> PROBLEM DETAILS:
Without including any images, reproduce each entry exactly.

(Excerpts from an interface dataset)
▼▼▼
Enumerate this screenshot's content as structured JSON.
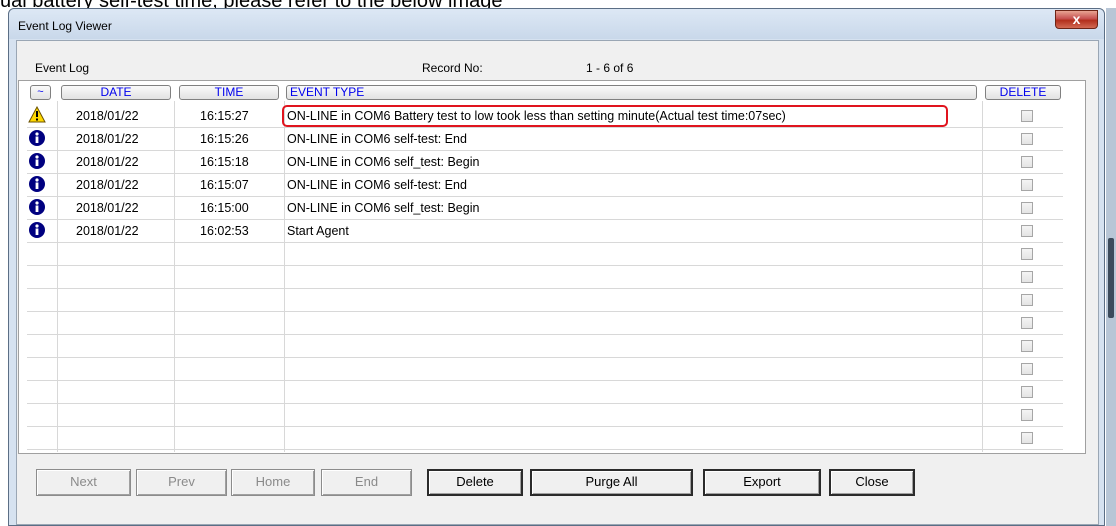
{
  "background_caption": "ual battery self-test time, please refer to the below image",
  "window": {
    "title": "Event Log Viewer",
    "close_label": "x"
  },
  "header": {
    "event_log_label": "Event Log",
    "record_no_label": "Record No:",
    "record_range": "1 - 6 of 6"
  },
  "columns": {
    "icon": "~",
    "date": "DATE",
    "time": "TIME",
    "event_type": "EVENT TYPE",
    "delete": "DELETE"
  },
  "events": [
    {
      "icon": "warning-icon",
      "date": "2018/01/22",
      "time": "16:15:27",
      "event_type": "ON-LINE in COM6 Battery test to low took less than setting minute(Actual test time:07sec)"
    },
    {
      "icon": "info-icon",
      "date": "2018/01/22",
      "time": "16:15:26",
      "event_type": "ON-LINE in COM6 self-test: End"
    },
    {
      "icon": "info-icon",
      "date": "2018/01/22",
      "time": "16:15:18",
      "event_type": "ON-LINE in COM6 self_test: Begin"
    },
    {
      "icon": "info-icon",
      "date": "2018/01/22",
      "time": "16:15:07",
      "event_type": "ON-LINE in COM6 self-test: End"
    },
    {
      "icon": "info-icon",
      "date": "2018/01/22",
      "time": "16:15:00",
      "event_type": "ON-LINE in COM6 self_test: Begin"
    },
    {
      "icon": "info-icon",
      "date": "2018/01/22",
      "time": "16:02:53",
      "event_type": "Start Agent"
    }
  ],
  "empty_row_count": 9,
  "buttons": {
    "next": "Next",
    "prev": "Prev",
    "home": "Home",
    "end": "End",
    "delete": "Delete",
    "purge_all": "Purge All",
    "export": "Export",
    "close": "Close"
  },
  "colors": {
    "header_link": "#0000ee",
    "highlight": "#e0141e",
    "warning": "#ffd800",
    "info": "#000080"
  }
}
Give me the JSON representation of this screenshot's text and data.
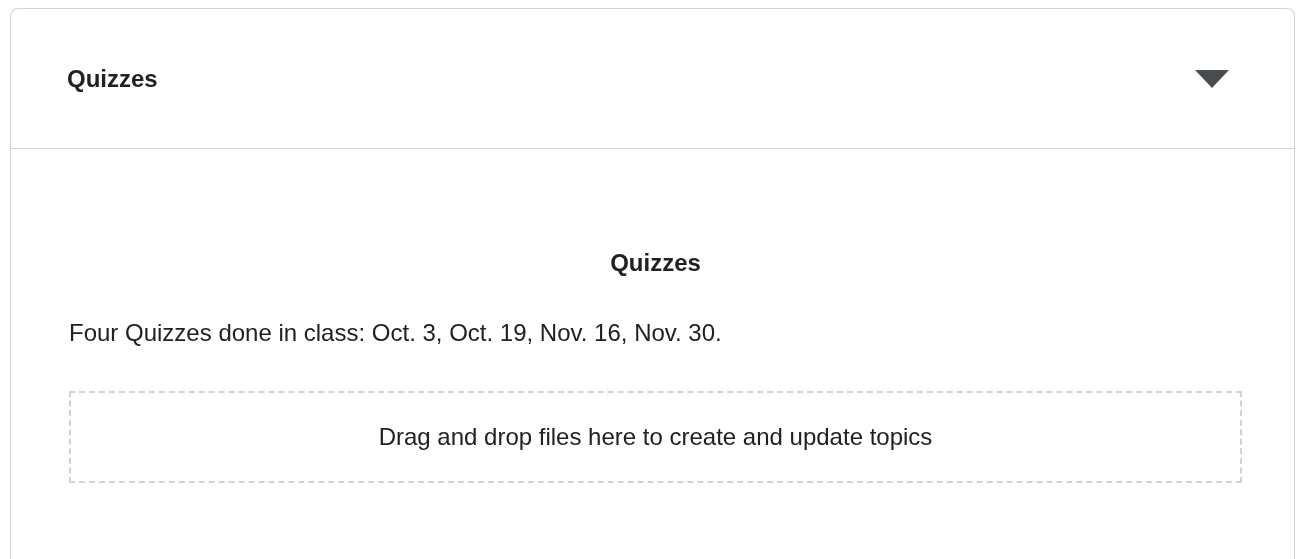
{
  "section": {
    "title": "Quizzes",
    "expanded": true
  },
  "content": {
    "heading": "Quizzes",
    "text": "Four Quizzes done in class: Oct. 3, Oct. 19, Nov. 16, Nov. 30.",
    "dropzone": "Drag and drop files here to create and update topics"
  }
}
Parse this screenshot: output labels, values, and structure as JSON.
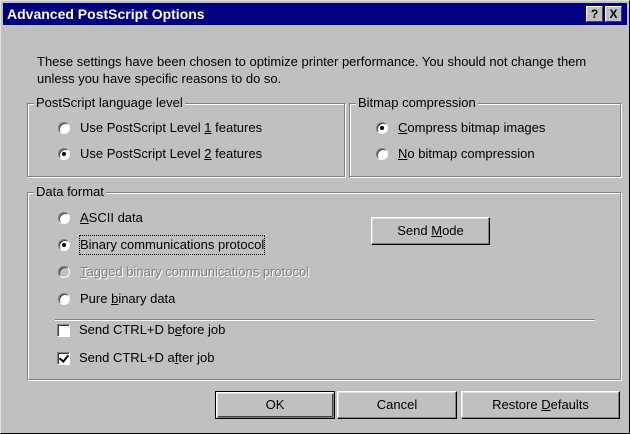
{
  "window": {
    "title": "Advanced PostScript Options",
    "help_label": "?",
    "close_label": "X"
  },
  "description": "These settings have been chosen to optimize printer performance. You should not change them unless you have specific reasons to do so.",
  "language_level": {
    "legend": "PostScript language level",
    "options": [
      {
        "pre": "Use PostScript Level ",
        "mnemonic": "1",
        "post": " features",
        "checked": false
      },
      {
        "pre": "Use PostScript Level ",
        "mnemonic": "2",
        "post": " features",
        "checked": true
      }
    ]
  },
  "bitmap_compression": {
    "legend": "Bitmap compression",
    "options": [
      {
        "pre": "",
        "mnemonic": "C",
        "post": "ompress bitmap images",
        "checked": true
      },
      {
        "pre": "",
        "mnemonic": "N",
        "post": "o bitmap compression",
        "checked": false
      }
    ]
  },
  "data_format": {
    "legend": "Data format",
    "options": [
      {
        "pre": "",
        "mnemonic": "A",
        "post": "SCII data",
        "checked": false,
        "disabled": false
      },
      {
        "pre": "Binary communications protocol",
        "mnemonic": "",
        "post": "",
        "checked": true,
        "disabled": false
      },
      {
        "pre": "",
        "mnemonic": "T",
        "post": "agged binary communications protocol",
        "checked": false,
        "disabled": true
      },
      {
        "pre": "Pure ",
        "mnemonic": "b",
        "post": "inary data",
        "checked": false,
        "disabled": false
      }
    ],
    "send_mode": {
      "pre": "Send ",
      "mnemonic": "M",
      "post": "ode"
    },
    "checkboxes": [
      {
        "pre": "Send CTRL+D b",
        "mnemonic": "e",
        "post": "fore job",
        "checked": false
      },
      {
        "pre": "Send CTRL+D a",
        "mnemonic": "f",
        "post": "ter job",
        "checked": true
      }
    ]
  },
  "buttons": {
    "ok": "OK",
    "cancel": "Cancel",
    "restore": {
      "pre": "Restore ",
      "mnemonic": "D",
      "post": "efaults"
    }
  }
}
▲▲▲
> EXERCISE SOLUTION:
Enumerate this screenshot's content as structured JSON.
{
  "background_caption": "ual battery self-test time, please refer to the below image",
  "window": {
    "title": "Event Log Viewer",
    "close_label": "x"
  },
  "header": {
    "event_log_label": "Event Log",
    "record_no_label": "Record No:",
    "record_range": "1 - 6 of 6"
  },
  "columns": {
    "icon": "~",
    "date": "DATE",
    "time": "TIME",
    "event_type": "EVENT TYPE",
    "delete": "DELETE"
  },
  "events": [
    {
      "icon": "warning-icon",
      "date": "2018/01/22",
      "time": "16:15:27",
      "event_type": "ON-LINE in COM6 Battery test to low took less than setting minute(Actual test time:07sec)"
    },
    {
      "icon": "info-icon",
      "date": "2018/01/22",
      "time": "16:15:26",
      "event_type": "ON-LINE in COM6 self-test: End"
    },
    {
      "icon": "info-icon",
      "date": "2018/01/22",
      "time": "16:15:18",
      "event_type": "ON-LINE in COM6 self_test: Begin"
    },
    {
      "icon": "info-icon",
      "date": "2018/01/22",
      "time": "16:15:07",
      "event_type": "ON-LINE in COM6 self-test: End"
    },
    {
      "icon": "info-icon",
      "date": "2018/01/22",
      "time": "16:15:00",
      "event_type": "ON-LINE in COM6 self_test: Begin"
    },
    {
      "icon": "info-icon",
      "date": "2018/01/22",
      "time": "16:02:53",
      "event_type": "Start Agent"
    }
  ],
  "empty_row_count": 9,
  "buttons": {
    "next": "Next",
    "prev": "Prev",
    "home": "Home",
    "end": "End",
    "delete": "Delete",
    "purge_all": "Purge All",
    "export": "Export",
    "close": "Close"
  },
  "colors": {
    "header_link": "#0000ee",
    "highlight": "#e0141e",
    "warning": "#ffd800",
    "info": "#000080"
  }
}
Give me the JSON representation of this screenshot's text and data.
{
  "section": {
    "title": "Quizzes",
    "expanded": true
  },
  "content": {
    "heading": "Quizzes",
    "text": "Four Quizzes done in class: Oct. 3, Oct. 19, Nov. 16, Nov. 30.",
    "dropzone": "Drag and drop files here to create and update topics"
  }
}
Parse this screenshot: output labels, values, and structure as JSON.
{
  "window": {
    "title": "Advanced PostScript Options",
    "help_label": "?",
    "close_label": "X"
  },
  "description": "These settings have been chosen to optimize printer performance. You should not change them unless you have specific reasons to do so.",
  "language_level": {
    "legend": "PostScript language level",
    "options": [
      {
        "pre": "Use PostScript Level ",
        "mnemonic": "1",
        "post": " features",
        "checked": false
      },
      {
        "pre": "Use PostScript Level ",
        "mnemonic": "2",
        "post": " features",
        "checked": true
      }
    ]
  },
  "bitmap_compression": {
    "legend": "Bitmap compression",
    "options": [
      {
        "pre": "",
        "mnemonic": "C",
        "post": "ompress bitmap images",
        "checked": true
      },
      {
        "pre": "",
        "mnemonic": "N",
        "post": "o bitmap compression",
        "checked": false
      }
    ]
  },
  "data_format": {
    "legend": "Data format",
    "options": [
      {
        "pre": "",
        "mnemonic": "A",
        "post": "SCII data",
        "checked": false,
        "disabled": false
      },
      {
        "pre": "Binary communications protocol",
        "mnemonic": "",
        "post": "",
        "checked": true,
        "disabled": false
      },
      {
        "pre": "",
        "mnemonic": "T",
        "post": "agged binary communications protocol",
        "checked": false,
        "disabled": true
      },
      {
        "pre": "Pure ",
        "mnemonic": "b",
        "post": "inary data",
        "checked": false,
        "disabled": false
      }
    ],
    "send_mode": {
      "pre": "Send ",
      "mnemonic": "M",
      "post": "ode"
    },
    "checkboxes": [
      {
        "pre": "Send CTRL+D b",
        "mnemonic": "e",
        "post": "fore job",
        "checked": false
      },
      {
        "pre": "Send CTRL+D a",
        "mnemonic": "f",
        "post": "ter job",
        "checked": true
      }
    ]
  },
  "buttons": {
    "ok": "OK",
    "cancel": "Cancel",
    "restore": {
      "pre": "Restore ",
      "mnemonic": "D",
      "post": "efaults"
    }
  }
}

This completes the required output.